Portrait of Pugachev, Painted from Life with Oil Paints. Museum Inventory Number 4588. In the Rostov Museum. Rostov Velikii
In 1911, Russian photographer Sergei Mikhailovich Prokudin-Gorskii (1863–1944) visited Rostov the Great, located some 210 kilometers northeast of Moscow. Its main landmark is the kremlin (citadel), more precisely known as the Court of the Metropolitan, constructed primarily in the 1670s and 1680s by the powerful prelate Metropolitan Jonah Sysoevich (circa 1607–90). In 1883, the White Chamber, built as a banquet hall for the Metropolitan of Rostov, opened as a museum of church antiquities. Shown here is an oil portrait of Emelyan Pugachev (circa 1742–75), a notorious pretender to the Russian throne, who rallied thousands (mostly impoverished serfs and Cossacks) to his cause in the Urals and Volga region, before his defeat and execution on Red Square in Moscow. The inscription beneath the painting states that this is a “genuine portrayal of the rebel and deceiver Emelka Pugachev”. The chain on the left side alludes to his capture. Prokudin-Gorskii used a special color photography process to create a visual record of the Russian Empire in the early 20th century. Some of his photographs date from about 1905, but the bulk of his work is from between 1909 and 1915, when, with the support of Tsar Nicholas II and the Ministry of Transportation, he undertook extended trips through many different parts of the empire.
Title in Original Language
Портрет Пугачева, писанный с натуры масляными красками. Муз. описи № 4588. В Ростовском музее. Ростов Великий
Type of Item
Glass negative (presented as a digital color composite)

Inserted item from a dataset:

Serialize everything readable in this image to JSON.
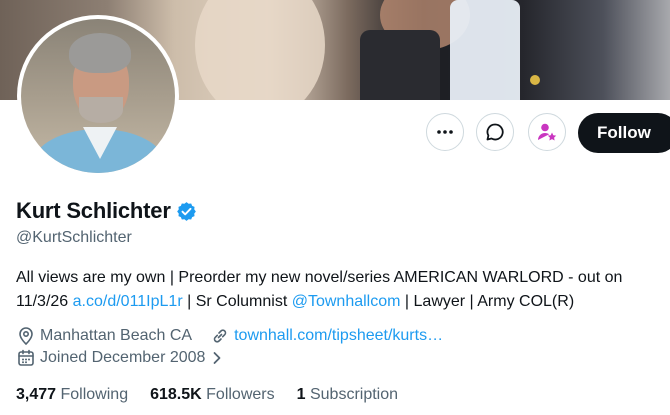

- Prokudin-Gorskii’s photographic work survives primarily in two forms: 1,901 black-and-white triple-frame glass plate negatives, made with color separation filters, which Prokudin-Gorskii used to make color prints and lantern slides; and 12 albums of sepia-tone prints, made from the glass negatives, which Prokudin-Gorskii compiled as a record of his travels and studies. The Library of Congress purchased the glass plate negatives and the albums from the Prokudin-Gorskii family in 1948. In 2004, the Library of Congress had digital color composites made from all the surviving glass negatives using a software algorithm to automatically align the color components. As with most historical photographs, title and subject identifications are corrected and enhanced through new research. Current information on the collection is at http://www.loc.gov/pictures/collection/prok/.
Last updated: June 13, 2017